**Assigned task**: What the response needs is every record, repeated verbatim, and no images.

-------- Material shown --------

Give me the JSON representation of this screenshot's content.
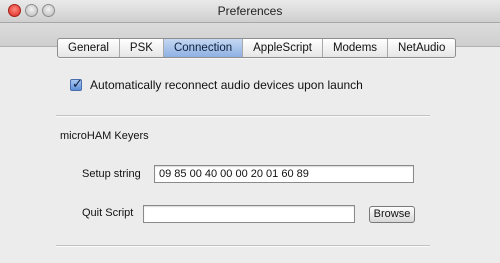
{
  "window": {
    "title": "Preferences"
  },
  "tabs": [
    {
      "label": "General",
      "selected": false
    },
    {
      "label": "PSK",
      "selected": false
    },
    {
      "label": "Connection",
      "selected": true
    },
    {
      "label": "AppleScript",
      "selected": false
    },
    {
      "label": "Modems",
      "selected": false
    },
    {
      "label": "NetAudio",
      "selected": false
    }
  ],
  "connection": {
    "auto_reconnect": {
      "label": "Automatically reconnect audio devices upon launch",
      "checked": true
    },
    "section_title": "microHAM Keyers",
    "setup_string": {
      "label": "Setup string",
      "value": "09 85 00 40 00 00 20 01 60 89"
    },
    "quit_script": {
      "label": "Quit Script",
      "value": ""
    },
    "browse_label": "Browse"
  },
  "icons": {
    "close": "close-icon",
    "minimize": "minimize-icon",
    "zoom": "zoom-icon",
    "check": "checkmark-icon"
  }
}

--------

**Task solution**:
Give me the JSON representation of this screenshot's content.
{
  "window": {
    "title": "Preferences"
  },
  "tabs": [
    {
      "label": "General",
      "selected": false
    },
    {
      "label": "PSK",
      "selected": false
    },
    {
      "label": "Connection",
      "selected": true
    },
    {
      "label": "AppleScript",
      "selected": false
    },
    {
      "label": "Modems",
      "selected": false
    },
    {
      "label": "NetAudio",
      "selected": false
    }
  ],
  "connection": {
    "auto_reconnect": {
      "label": "Automatically reconnect audio devices upon launch",
      "checked": true
    },
    "section_title": "microHAM Keyers",
    "setup_string": {
      "label": "Setup string",
      "value": "09 85 00 40 00 00 20 01 60 89"
    },
    "quit_script": {
      "label": "Quit Script",
      "value": ""
    },
    "browse_label": "Browse"
  },
  "icons": {
    "close": "close-icon",
    "minimize": "minimize-icon",
    "zoom": "zoom-icon",
    "check": "checkmark-icon"
  }
}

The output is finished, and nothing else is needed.